Data about app and page elements

= Beginning of Section =

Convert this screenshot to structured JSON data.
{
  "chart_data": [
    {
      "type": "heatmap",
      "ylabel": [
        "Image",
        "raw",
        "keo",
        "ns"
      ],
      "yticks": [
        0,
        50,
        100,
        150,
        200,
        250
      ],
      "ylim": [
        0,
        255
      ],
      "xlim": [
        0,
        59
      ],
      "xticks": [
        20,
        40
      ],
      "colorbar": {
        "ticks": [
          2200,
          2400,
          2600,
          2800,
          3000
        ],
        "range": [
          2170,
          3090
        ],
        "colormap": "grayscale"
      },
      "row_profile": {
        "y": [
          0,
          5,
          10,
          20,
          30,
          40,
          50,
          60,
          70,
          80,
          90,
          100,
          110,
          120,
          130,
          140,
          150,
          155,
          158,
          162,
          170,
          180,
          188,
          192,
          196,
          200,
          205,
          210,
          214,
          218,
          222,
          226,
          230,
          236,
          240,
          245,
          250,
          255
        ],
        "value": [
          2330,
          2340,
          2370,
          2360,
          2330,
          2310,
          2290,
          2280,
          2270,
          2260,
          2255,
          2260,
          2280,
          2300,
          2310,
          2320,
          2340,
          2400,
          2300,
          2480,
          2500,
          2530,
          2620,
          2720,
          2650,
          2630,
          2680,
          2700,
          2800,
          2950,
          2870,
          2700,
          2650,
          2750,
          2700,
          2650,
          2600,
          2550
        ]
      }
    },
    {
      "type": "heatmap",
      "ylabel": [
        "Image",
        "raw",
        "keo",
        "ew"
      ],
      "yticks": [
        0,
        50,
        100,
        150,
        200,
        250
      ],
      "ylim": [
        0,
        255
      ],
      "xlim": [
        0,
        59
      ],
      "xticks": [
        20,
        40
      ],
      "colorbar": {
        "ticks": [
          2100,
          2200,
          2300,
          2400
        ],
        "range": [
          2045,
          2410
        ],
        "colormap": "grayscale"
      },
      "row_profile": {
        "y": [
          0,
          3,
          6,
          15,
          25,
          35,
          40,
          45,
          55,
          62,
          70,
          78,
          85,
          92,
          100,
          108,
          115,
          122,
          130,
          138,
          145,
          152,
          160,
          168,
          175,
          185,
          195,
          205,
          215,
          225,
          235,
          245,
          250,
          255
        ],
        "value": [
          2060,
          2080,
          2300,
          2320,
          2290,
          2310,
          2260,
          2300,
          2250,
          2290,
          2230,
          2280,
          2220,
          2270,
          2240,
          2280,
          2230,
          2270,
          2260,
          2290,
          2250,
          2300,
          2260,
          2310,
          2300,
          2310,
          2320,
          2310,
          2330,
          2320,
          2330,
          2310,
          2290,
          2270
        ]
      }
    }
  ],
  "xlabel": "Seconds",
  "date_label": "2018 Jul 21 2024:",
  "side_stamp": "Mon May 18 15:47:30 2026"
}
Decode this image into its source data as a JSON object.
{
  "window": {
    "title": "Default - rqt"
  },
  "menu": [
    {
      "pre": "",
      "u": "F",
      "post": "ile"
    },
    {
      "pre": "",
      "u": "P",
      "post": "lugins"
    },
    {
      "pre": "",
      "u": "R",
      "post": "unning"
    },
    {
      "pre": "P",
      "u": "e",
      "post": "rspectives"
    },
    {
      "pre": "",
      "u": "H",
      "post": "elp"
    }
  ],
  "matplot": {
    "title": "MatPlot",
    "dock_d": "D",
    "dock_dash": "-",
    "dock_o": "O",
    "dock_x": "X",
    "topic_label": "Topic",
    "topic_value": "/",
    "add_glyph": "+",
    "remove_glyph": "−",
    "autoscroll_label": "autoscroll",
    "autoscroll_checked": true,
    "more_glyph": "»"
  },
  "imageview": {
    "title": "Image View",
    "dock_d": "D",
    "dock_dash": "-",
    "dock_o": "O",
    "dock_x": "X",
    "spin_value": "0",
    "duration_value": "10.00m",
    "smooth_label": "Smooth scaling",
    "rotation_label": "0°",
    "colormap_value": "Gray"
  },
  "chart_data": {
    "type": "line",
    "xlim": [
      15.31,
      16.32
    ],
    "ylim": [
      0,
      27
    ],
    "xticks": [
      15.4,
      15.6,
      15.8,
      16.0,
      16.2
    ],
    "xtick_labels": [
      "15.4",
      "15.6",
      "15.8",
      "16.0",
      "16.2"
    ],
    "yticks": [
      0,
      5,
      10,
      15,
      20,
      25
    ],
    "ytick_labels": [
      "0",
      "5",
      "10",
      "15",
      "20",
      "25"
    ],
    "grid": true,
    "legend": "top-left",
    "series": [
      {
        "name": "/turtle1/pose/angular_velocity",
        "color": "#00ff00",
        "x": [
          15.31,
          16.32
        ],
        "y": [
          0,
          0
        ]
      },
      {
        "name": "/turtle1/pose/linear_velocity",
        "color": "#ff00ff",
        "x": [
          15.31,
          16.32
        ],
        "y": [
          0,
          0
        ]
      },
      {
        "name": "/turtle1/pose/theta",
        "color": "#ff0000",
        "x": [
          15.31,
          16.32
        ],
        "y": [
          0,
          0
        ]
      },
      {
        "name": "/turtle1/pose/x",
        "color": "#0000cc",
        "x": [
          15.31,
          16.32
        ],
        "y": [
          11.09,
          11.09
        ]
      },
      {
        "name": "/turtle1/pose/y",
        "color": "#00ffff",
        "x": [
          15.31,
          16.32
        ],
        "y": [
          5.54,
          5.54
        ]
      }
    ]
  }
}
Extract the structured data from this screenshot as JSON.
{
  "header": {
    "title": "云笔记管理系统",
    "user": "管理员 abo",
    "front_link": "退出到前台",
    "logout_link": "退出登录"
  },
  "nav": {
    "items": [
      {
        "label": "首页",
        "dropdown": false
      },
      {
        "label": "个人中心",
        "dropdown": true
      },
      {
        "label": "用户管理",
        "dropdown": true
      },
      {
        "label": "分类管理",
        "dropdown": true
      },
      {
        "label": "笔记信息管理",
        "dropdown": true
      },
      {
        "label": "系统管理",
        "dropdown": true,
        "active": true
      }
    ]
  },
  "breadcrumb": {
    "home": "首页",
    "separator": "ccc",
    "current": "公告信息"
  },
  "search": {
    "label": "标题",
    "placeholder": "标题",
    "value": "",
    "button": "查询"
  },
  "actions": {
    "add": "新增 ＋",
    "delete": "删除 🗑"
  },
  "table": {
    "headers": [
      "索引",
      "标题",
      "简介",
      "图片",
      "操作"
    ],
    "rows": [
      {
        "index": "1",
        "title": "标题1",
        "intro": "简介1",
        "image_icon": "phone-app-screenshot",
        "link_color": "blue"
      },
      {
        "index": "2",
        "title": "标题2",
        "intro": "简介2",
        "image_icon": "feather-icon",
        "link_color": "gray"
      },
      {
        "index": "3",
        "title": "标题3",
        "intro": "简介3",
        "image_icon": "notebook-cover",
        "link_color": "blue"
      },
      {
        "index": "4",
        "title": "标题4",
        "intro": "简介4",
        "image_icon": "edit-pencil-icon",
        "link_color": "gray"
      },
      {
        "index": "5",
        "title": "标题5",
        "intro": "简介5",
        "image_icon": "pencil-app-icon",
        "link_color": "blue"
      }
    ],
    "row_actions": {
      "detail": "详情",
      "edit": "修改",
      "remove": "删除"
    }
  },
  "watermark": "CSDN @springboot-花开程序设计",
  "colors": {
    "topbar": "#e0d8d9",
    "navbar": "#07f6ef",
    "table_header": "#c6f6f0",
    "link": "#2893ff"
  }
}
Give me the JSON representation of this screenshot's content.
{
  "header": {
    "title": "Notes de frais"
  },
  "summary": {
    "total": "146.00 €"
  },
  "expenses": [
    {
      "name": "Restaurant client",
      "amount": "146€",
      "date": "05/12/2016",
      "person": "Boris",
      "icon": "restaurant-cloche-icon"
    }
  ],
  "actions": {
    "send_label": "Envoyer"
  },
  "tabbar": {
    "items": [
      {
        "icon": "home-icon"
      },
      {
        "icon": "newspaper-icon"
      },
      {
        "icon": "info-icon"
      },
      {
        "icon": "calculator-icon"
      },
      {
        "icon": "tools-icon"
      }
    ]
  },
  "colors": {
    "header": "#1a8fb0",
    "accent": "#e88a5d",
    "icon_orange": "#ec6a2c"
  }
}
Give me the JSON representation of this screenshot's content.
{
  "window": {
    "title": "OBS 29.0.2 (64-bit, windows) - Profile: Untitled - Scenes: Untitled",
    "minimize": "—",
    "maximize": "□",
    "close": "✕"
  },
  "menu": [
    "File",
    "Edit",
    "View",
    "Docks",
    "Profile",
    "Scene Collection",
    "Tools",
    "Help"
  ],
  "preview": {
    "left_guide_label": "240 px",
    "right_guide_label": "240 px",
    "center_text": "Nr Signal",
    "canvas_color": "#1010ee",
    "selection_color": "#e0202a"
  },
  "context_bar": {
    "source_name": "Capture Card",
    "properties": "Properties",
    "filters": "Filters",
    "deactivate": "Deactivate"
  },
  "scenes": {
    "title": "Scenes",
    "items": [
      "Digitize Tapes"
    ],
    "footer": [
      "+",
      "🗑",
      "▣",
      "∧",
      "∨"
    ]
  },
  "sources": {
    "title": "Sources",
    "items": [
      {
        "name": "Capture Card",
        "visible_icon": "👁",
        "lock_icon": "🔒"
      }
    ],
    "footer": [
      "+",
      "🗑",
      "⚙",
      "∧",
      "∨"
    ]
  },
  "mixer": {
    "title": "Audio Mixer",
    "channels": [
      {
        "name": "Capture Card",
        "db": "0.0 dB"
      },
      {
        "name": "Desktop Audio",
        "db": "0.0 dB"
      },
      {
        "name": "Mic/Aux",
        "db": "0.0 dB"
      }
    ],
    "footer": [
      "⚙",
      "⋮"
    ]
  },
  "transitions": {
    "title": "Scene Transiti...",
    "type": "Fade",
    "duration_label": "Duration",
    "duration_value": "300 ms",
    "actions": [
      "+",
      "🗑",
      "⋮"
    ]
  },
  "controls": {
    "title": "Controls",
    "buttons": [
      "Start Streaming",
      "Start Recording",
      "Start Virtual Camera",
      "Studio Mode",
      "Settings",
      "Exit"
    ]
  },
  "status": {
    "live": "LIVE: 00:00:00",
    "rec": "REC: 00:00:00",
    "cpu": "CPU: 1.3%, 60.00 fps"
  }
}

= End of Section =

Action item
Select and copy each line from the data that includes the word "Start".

Finished task
      "Start Streaming",
      "Start Recording",
      "Start Virtual Camera",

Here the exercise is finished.